By David Malan, Cheesemaker - Kokerboom Kaas.
A gammon is a dry cured, smoked ham, cured for a minimum of 21 days, then cold smoked on wine barrel oak for 2-3 hours.
A kassler bratten or neck bratten is a wet cured, smoked ham – cured 72 hours then cold smoked on wine barrel oak for 2-3 hours.
Our meat is hand crafted with great respect and care. Commercial gammons are more often than not merely wet cured then rubbed with liquid smoke – yes, properly cooked, can taste very good and much cheaper! You get what you pay for!
People often ruin their hams by:
Over cooking and drying out
Over cooking until the meat falls apart
The hams are then baked and glazed in a 180 Celsius oven, so you can imagine the result – a dry, overcooked, tough piece of meat that is difficult to carve and apart from the glaze, devoid of proper flavour.
Nonetheless, Christmas revellers still love it – because the just don’t know!
A pot large enough to hold the meat so it can be completely submerged with a little head space
An oven that can sit at 90 degrees Celsius
A MEAT THERMOMETER – haven’t got one – buy one – you will need it!!!!
You will receive your ham frozen perhaps. Place it in as dish in the fridge for 24 hours to defrost
Remove the ham from the plastic bag.
Place in a roasting pan. Go to the section “GLAZING” and prepare your glaze.
There are 2 ways of cooking your ham:
Boiling. Place in a large pot and cover with 2 litres of ginger ale, ginger beer or even coca cola. Bring to the boil slowly and simmer until the core temperature is 55 Celsius. Do not try guessing! You need to use a thermometer! Once the temperature has been reached, remove ham from the pot and glaze as per instructions that follow.
Baking. My favourite way! Preheat your oven to 90 Celsius. Place your ham on a baking tray in the centre of your oven. If your oven has a steam feature, set to medium steam. If not, place an oven proof dish filled with tap water alongside your roast. Let your ham bake until the core temperature, measured with a meat thermometer, reaches 55 Celsius. This will take 3 – 4 hours so be patient. When you get here, remove from oven and allow to cool slightly – 30 minutes. Glaze as per instructions
GLAZING YOUR HAM
Set oven to 180 Celsius
Your ham should be just cool enough to handle –

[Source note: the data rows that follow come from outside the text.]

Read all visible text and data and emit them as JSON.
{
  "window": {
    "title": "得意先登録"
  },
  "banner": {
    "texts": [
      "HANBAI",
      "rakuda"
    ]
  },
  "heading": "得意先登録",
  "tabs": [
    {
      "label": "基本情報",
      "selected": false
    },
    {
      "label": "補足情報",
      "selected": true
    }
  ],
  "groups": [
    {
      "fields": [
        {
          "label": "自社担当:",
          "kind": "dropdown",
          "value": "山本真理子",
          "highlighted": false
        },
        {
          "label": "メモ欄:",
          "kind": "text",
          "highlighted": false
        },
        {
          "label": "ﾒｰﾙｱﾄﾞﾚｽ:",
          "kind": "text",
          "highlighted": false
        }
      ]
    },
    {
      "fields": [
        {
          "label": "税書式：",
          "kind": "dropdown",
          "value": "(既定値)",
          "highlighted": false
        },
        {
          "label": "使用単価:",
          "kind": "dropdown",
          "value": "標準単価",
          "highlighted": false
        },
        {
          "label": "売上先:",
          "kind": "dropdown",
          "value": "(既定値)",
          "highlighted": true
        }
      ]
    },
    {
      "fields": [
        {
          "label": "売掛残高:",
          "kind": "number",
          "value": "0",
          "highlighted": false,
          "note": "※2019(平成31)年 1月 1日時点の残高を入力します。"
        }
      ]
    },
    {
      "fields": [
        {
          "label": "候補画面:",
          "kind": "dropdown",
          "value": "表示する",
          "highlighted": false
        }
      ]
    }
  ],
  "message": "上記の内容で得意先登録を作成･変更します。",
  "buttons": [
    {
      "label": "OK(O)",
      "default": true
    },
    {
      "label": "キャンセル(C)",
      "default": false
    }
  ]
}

Place it in a clean sink and carefully remove the net enclosing the gammon. Replace on roasting pan
With a sharp knife, carefully remove the rind from the fat cap ensuring you leave as much fat behind as possible. Take your time!
Score the fat cap into diamonds and centre stud each diamond with a whole clove
Carefully smear you mustard rub all over the top side (fat cap side) of the ham
Place in your oven until core temperature reaches 60 Celsius
Using a basting brush, coat the ham with the glaze – be careful not to damage the fat cap!! Coat the visible parts of the ham only – do not turn over or remove from pan
Return to the oven
After 5 minutes repeat. Do this twice
Leave in oven until core temp is 65 Celsius
Remove from oven and let cool – it will continue cooking to 70 with residual heat
2 heaped tablespoons of mustard any sort – your choice – I use German beer mug Mustard
4 heaped tablespoons of brown sugar or demerara sugar
Combine in a bowl
4 tablespoons tomato sauce
2 tablespoons each of soy and Worcestershire sauce
4 tablespoons of honey or brown sugar
4 cm root ginger grated
½ teaspoon each of nutmeg (or cinnamon) and powdered cloves
Place in a small sauce pan, bring to boil for 5 minutes on simmer and remove from stove
Place ham on a carving board. Surround with canned pineapple rings. Place a canned apricot half in the centre of each ring and a glazed cherry in the centre of the apricot.
That is a suggestion. You can go mad with your own ideas – fresh flowers, herb sprigs and so on.
Using a razor sharp knife, slice as thinly as possible from tapered end to end – enjoy with a good mustard or apple sauce